## Exercise prompt:
Word for word, restate every record, though not the pictures.

----- Data under study

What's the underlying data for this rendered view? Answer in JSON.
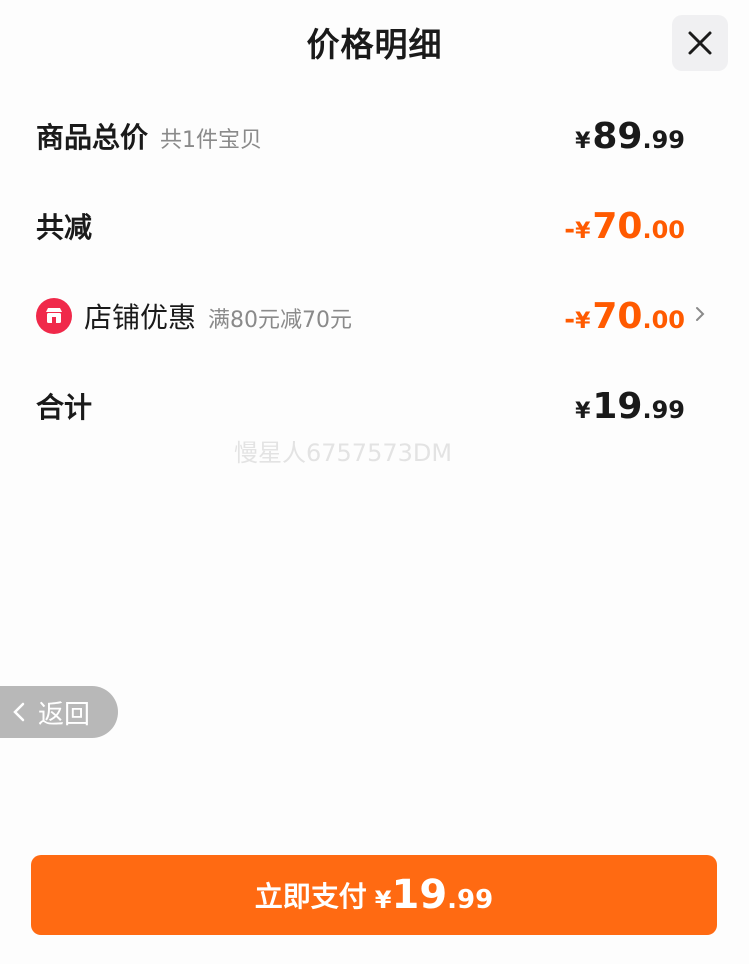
{
  "header": {
    "title": "价格明细",
    "close_icon": "close-icon"
  },
  "rows": {
    "total": {
      "label": "商品总价",
      "sub": "共1件宝贝",
      "currency": "¥",
      "int": "89",
      "dec": ".99"
    },
    "discount": {
      "label": "共减",
      "sign": "-",
      "currency": "¥",
      "int": "70",
      "dec": ".00"
    },
    "shop_coupon": {
      "icon": "shop-icon",
      "label": "店铺优惠",
      "sub": "满80元减70元",
      "sign": "-",
      "currency": "¥",
      "int": "70",
      "dec": ".00"
    },
    "sum": {
      "label": "合计",
      "currency": "¥",
      "int": "19",
      "dec": ".99"
    }
  },
  "watermark": "慢星人6757573DM",
  "back_button": {
    "label": "返回"
  },
  "pay_button": {
    "label": "立即支付",
    "currency": "¥",
    "int": "19",
    "dec": ".99"
  },
  "colors": {
    "accent": "#ff6a12",
    "discount": "#ff5a00",
    "shop_icon": "#f0294a"
  }
}
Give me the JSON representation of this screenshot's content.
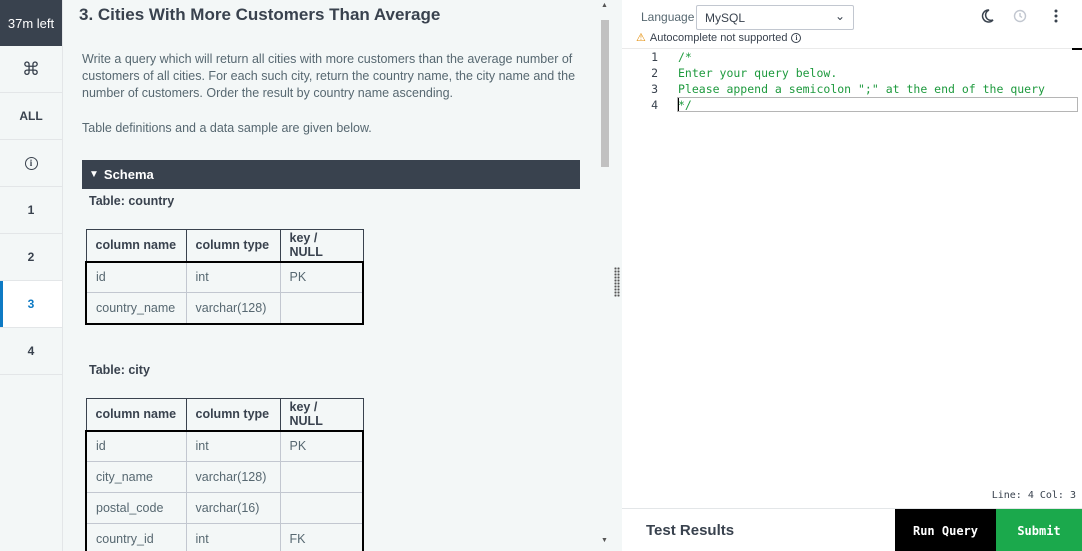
{
  "nav": {
    "timer": "37m left",
    "cmd_icon": "⌘",
    "all_label": "ALL",
    "items": [
      "1",
      "2",
      "3",
      "4"
    ],
    "active": "3"
  },
  "problem": {
    "title": "3. Cities With More Customers Than Average",
    "description": "Write a query which will return all cities with more customers than the average number of customers of all cities. For each such city, return the country name, the city name and the number of customers. Order the result by country name ascending.",
    "note": "Table definitions and a data sample are given below.",
    "schema_label": "Schema",
    "headers": [
      "column name",
      "column type",
      "key / NULL"
    ],
    "tables": [
      {
        "label": "Table: country",
        "rows": [
          [
            "id",
            "int",
            "PK"
          ],
          [
            "country_name",
            "varchar(128)",
            ""
          ]
        ]
      },
      {
        "label": "Table: city",
        "rows": [
          [
            "id",
            "int",
            "PK"
          ],
          [
            "city_name",
            "varchar(128)",
            ""
          ],
          [
            "postal_code",
            "varchar(16)",
            ""
          ],
          [
            "country_id",
            "int",
            "FK"
          ]
        ]
      }
    ]
  },
  "editor": {
    "language_label": "Language",
    "language_value": "MySQL",
    "autocomplete_warning": "Autocomplete not supported",
    "code_lines": [
      "/*",
      "Enter your query below.",
      "Please append a semicolon \";\" at the end of the query",
      "*/"
    ],
    "status": "Line: 4 Col: 3",
    "test_results_label": "Test Results",
    "run_label": "Run Query",
    "submit_label": "Submit"
  },
  "colors": {
    "dark": "#39424e",
    "accent_green": "#1ba94c",
    "active_blue": "#0e7ac4",
    "panel_bg": "#f3f7f7",
    "code_green": "#1e9a3e"
  }
}
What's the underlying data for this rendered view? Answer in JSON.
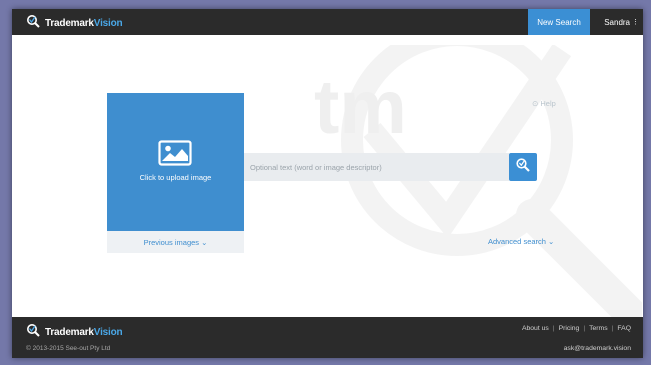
{
  "header": {
    "logo_text_a": "Trademark",
    "logo_text_b": "Vision",
    "new_search_label": "New Search",
    "user_label": "Sandra"
  },
  "main": {
    "upload_label": "Click to upload image",
    "previous_images_label": "Previous images ⌄",
    "search_placeholder": "Optional text (word or image descriptor)",
    "help_label": "⊙ Help",
    "advanced_search_label": "Advanced search ⌄",
    "watermark_text": "tm"
  },
  "footer": {
    "logo_text_a": "Trademark",
    "logo_text_b": "Vision",
    "copyright": "© 2013-2015 See-out Pty Ltd",
    "links": [
      "About us",
      "Pricing",
      "Terms",
      "FAQ"
    ],
    "email": "ask@trademark.vision"
  },
  "colors": {
    "accent": "#3b8fd4",
    "topbar": "#2b2b2b",
    "outer_background": "#7478a9"
  }
}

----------

## Your solution:
What's the underlying data for this rendered view? Answer in JSON.
{
  "header": {
    "title": "价格明细",
    "close_icon": "close-icon"
  },
  "rows": {
    "total": {
      "label": "商品总价",
      "sub": "共1件宝贝",
      "currency": "¥",
      "int": "89",
      "dec": ".99"
    },
    "discount": {
      "label": "共减",
      "sign": "-",
      "currency": "¥",
      "int": "70",
      "dec": ".00"
    },
    "shop_coupon": {
      "icon": "shop-icon",
      "label": "店铺优惠",
      "sub": "满80元减70元",
      "sign": "-",
      "currency": "¥",
      "int": "70",
      "dec": ".00"
    },
    "sum": {
      "label": "合计",
      "currency": "¥",
      "int": "19",
      "dec": ".99"
    }
  },
  "watermark": "慢星人6757573DM",
  "back_button": {
    "label": "返回"
  },
  "pay_button": {
    "label": "立即支付",
    "currency": "¥",
    "int": "19",
    "dec": ".99"
  },
  "colors": {
    "accent": "#ff6a12",
    "discount": "#ff5a00",
    "shop_icon": "#f0294a"
  }
}
Give me the JSON representation of this screenshot's content.
{
  "nav": {
    "timer": "37m left",
    "cmd_icon": "⌘",
    "all_label": "ALL",
    "items": [
      "1",
      "2",
      "3",
      "4"
    ],
    "active": "3"
  },
  "problem": {
    "title": "3. Cities With More Customers Than Average",
    "description": "Write a query which will return all cities with more customers than the average number of customers of all cities. For each such city, return the country name, the city name and the number of customers. Order the result by country name ascending.",
    "note": "Table definitions and a data sample are given below.",
    "schema_label": "Schema",
    "headers": [
      "column name",
      "column type",
      "key / NULL"
    ],
    "tables": [
      {
        "label": "Table: country",
        "rows": [
          [
            "id",
            "int",
            "PK"
          ],
          [
            "country_name",
            "varchar(128)",
            ""
          ]
        ]
      },
      {
        "label": "Table: city",
        "rows": [
          [
            "id",
            "int",
            "PK"
          ],
          [
            "city_name",
            "varchar(128)",
            ""
          ],
          [
            "postal_code",
            "varchar(16)",
            ""
          ],
          [
            "country_id",
            "int",
            "FK"
          ]
        ]
      }
    ]
  },
  "editor": {
    "language_label": "Language",
    "language_value": "MySQL",
    "autocomplete_warning": "Autocomplete not supported",
    "code_lines": [
      "/*",
      "Enter your query below.",
      "Please append a semicolon \";\" at the end of the query",
      "*/"
    ],
    "status": "Line: 4 Col: 3",
    "test_results_label": "Test Results",
    "run_label": "Run Query",
    "submit_label": "Submit"
  },
  "colors": {
    "dark": "#39424e",
    "accent_green": "#1ba94c",
    "active_blue": "#0e7ac4",
    "panel_bg": "#f3f7f7",
    "code_green": "#1e9a3e"
  }
}
What's the underlying data for this rendered view? Answer in JSON.
{
  "header": {
    "logo_text_a": "Trademark",
    "logo_text_b": "Vision",
    "new_search_label": "New Search",
    "user_label": "Sandra"
  },
  "main": {
    "upload_label": "Click to upload image",
    "previous_images_label": "Previous images ⌄",
    "search_placeholder": "Optional text (word or image descriptor)",
    "help_label": "⊙ Help",
    "advanced_search_label": "Advanced search ⌄",
    "watermark_text": "tm"
  },
  "footer": {
    "logo_text_a": "Trademark",
    "logo_text_b": "Vision",
    "copyright": "© 2013-2015 See-out Pty Ltd",
    "links": [
      "About us",
      "Pricing",
      "Terms",
      "FAQ"
    ],
    "email": "ask@trademark.vision"
  },
  "colors": {
    "accent": "#3b8fd4",
    "topbar": "#2b2b2b",
    "outer_background": "#7478a9"
  }
}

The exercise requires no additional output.